The answer must consist of every line below that holds the word "color".
----- INPUT MATERIAL
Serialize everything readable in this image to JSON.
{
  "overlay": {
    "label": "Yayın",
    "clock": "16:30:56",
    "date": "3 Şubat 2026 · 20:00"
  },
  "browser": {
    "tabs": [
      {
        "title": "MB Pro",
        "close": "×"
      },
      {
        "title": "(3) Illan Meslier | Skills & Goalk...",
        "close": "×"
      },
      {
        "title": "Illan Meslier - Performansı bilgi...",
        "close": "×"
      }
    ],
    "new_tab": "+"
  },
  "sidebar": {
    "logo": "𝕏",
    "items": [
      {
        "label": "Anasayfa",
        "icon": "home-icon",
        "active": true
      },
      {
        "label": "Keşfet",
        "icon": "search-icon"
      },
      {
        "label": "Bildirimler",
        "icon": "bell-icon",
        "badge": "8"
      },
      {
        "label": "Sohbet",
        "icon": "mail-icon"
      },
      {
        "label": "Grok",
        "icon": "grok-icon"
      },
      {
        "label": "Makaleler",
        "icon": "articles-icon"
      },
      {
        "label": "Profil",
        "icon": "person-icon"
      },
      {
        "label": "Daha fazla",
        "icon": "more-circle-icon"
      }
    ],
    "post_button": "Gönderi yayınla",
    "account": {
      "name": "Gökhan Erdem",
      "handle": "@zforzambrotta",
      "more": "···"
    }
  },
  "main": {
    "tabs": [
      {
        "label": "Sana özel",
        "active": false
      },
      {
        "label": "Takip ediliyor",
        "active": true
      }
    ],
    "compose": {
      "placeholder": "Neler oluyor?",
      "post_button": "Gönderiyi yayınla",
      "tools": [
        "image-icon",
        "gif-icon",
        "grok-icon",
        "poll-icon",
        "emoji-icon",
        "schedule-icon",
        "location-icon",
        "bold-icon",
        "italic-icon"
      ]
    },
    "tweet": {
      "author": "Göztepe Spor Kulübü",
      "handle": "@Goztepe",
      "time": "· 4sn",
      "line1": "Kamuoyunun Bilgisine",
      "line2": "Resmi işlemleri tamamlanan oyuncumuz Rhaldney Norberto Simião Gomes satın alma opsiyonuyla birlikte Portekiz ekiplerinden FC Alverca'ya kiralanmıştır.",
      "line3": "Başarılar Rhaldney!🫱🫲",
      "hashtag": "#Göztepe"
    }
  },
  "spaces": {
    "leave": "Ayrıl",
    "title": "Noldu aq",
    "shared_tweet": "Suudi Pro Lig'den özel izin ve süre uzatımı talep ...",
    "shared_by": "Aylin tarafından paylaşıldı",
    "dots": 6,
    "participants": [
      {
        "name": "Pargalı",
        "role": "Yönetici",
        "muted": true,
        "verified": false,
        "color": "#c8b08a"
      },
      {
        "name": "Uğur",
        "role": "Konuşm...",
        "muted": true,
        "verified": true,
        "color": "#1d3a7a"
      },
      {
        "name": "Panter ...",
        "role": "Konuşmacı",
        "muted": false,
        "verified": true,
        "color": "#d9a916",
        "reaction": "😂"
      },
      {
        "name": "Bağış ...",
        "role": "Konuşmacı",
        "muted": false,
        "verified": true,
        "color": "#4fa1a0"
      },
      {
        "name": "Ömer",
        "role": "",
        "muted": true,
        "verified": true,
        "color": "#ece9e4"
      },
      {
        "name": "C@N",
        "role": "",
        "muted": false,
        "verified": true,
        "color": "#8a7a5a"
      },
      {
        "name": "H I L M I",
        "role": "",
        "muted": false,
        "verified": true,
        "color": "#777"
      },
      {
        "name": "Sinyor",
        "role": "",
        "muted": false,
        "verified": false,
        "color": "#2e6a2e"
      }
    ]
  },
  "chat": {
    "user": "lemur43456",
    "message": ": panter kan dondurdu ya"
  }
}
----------
:: ANSWER SECTION ::
        "color": "#c8b08a"
        "color": "#1d3a7a"
        "color": "#d9a916",
        "color": "#4fa1a0"
        "color": "#ece9e4"
        "color": "#8a7a5a"
        "color": "#777"
        "color": "#2e6a2e"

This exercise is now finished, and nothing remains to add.